5 Recommendations on How Marketers Can Succeed in a Privacy-First Future
According to a recent Pew Research survey, 81% of Americans think the potential risks of consumer data collection by companies outweigh the benefits.
As a result of widespread consumer disapproval of targeting tools such as third-party cookies—not to mention government privacy regulations and changing policies from tech giants like Apple and Google—advertisers must find new ways to market relevant content to audience segments.
Read on for five recommendations on how marketers can succeed in a privacy-first future:
Avoid Short-Term Solutions
Creating a cookieless new normal isn’t going to happen overnight—it’s a marathon, not a race. Easy, quick alternatives are not the way to go.
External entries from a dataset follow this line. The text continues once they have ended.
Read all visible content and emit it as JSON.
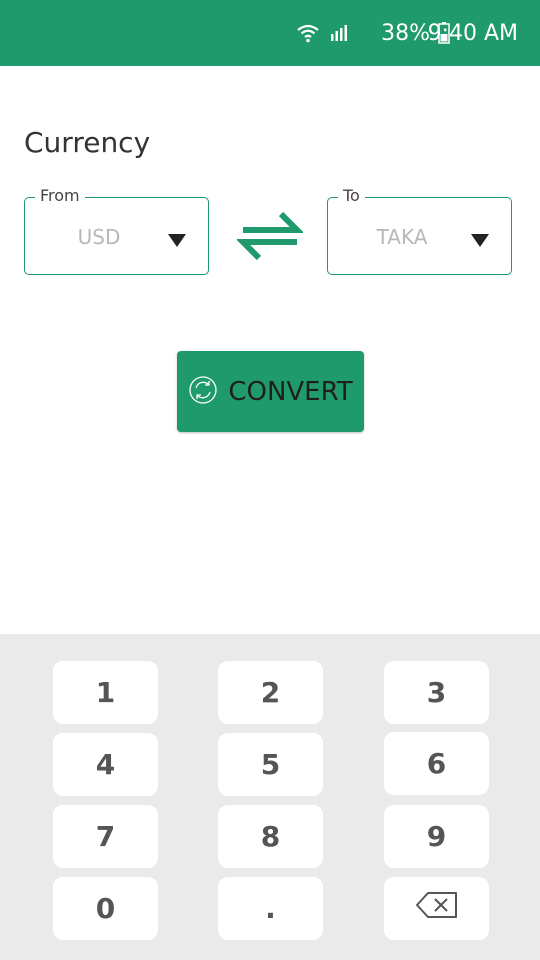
{
  "status_bar": {
    "battery": "38%",
    "time": "9:40 AM",
    "icons": [
      "wifi-icon",
      "signal-icon",
      "battery-icon"
    ]
  },
  "title": "Currency",
  "from": {
    "label": "From",
    "value": "USD"
  },
  "to": {
    "label": "To",
    "value": "TAKA"
  },
  "convert_button": {
    "label": "CONVERT",
    "icon": "refresh-icon"
  },
  "keypad": {
    "keys": [
      "1",
      "2",
      "3",
      "4",
      "5",
      "6",
      "7",
      "8",
      "9",
      "0",
      ".",
      "⌫"
    ],
    "backspace_icon": "backspace-icon"
  },
  "colors": {
    "accent": "#1e9a6c",
    "keypad_bg": "#eaeaea",
    "placeholder": "#b8b8b8"
  }
}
As Alex Cone of the IAB Tech Lab mentioned when we asked him about the future of identity, “if a solution sounds too good to be true (i.e. a silver bullet) then it most likely is.”
Leverage Consented First-Party Data
Whether you’re a publisher or a marketer, collecting and leveraging first-party data from consumers is going to be key moving forward.
If you have access to email addresses, phone numbers, or any other consented data from your users, you can layer that data into other types of targeting to differentiate audience groups.
Use Privacy-Centric Approaches to Targeting
Contextual, semantic, and machine learning are all targeting options that marketers can leverage without worrying about consumer privacy concerns.
For more granular insights on which of these targeting options work best for specific campaigns, check out Prep Your DSP, Social, and Search Campaigns for iOS 14 and Third-Party Cookie Loss.
Adapt to Modeled Conversions
As marketers, we’re used to having a lot of data in front of us. But as opting out becomes a more common option for consumers, marketers will need to complement the data they are able to collect with modeled conversions.
Investigate Server-Side or Offline Events
It’s a good idea to pull data from locations other than browsers and mobile devices. If you’re able to track events within a server or off your website, you’ll be less dependent on the changes happening elsewhere.
For more insight into the changing landscape of consumer privacy, check out Identity 2.0: What’s Next After Third-Party Cookies.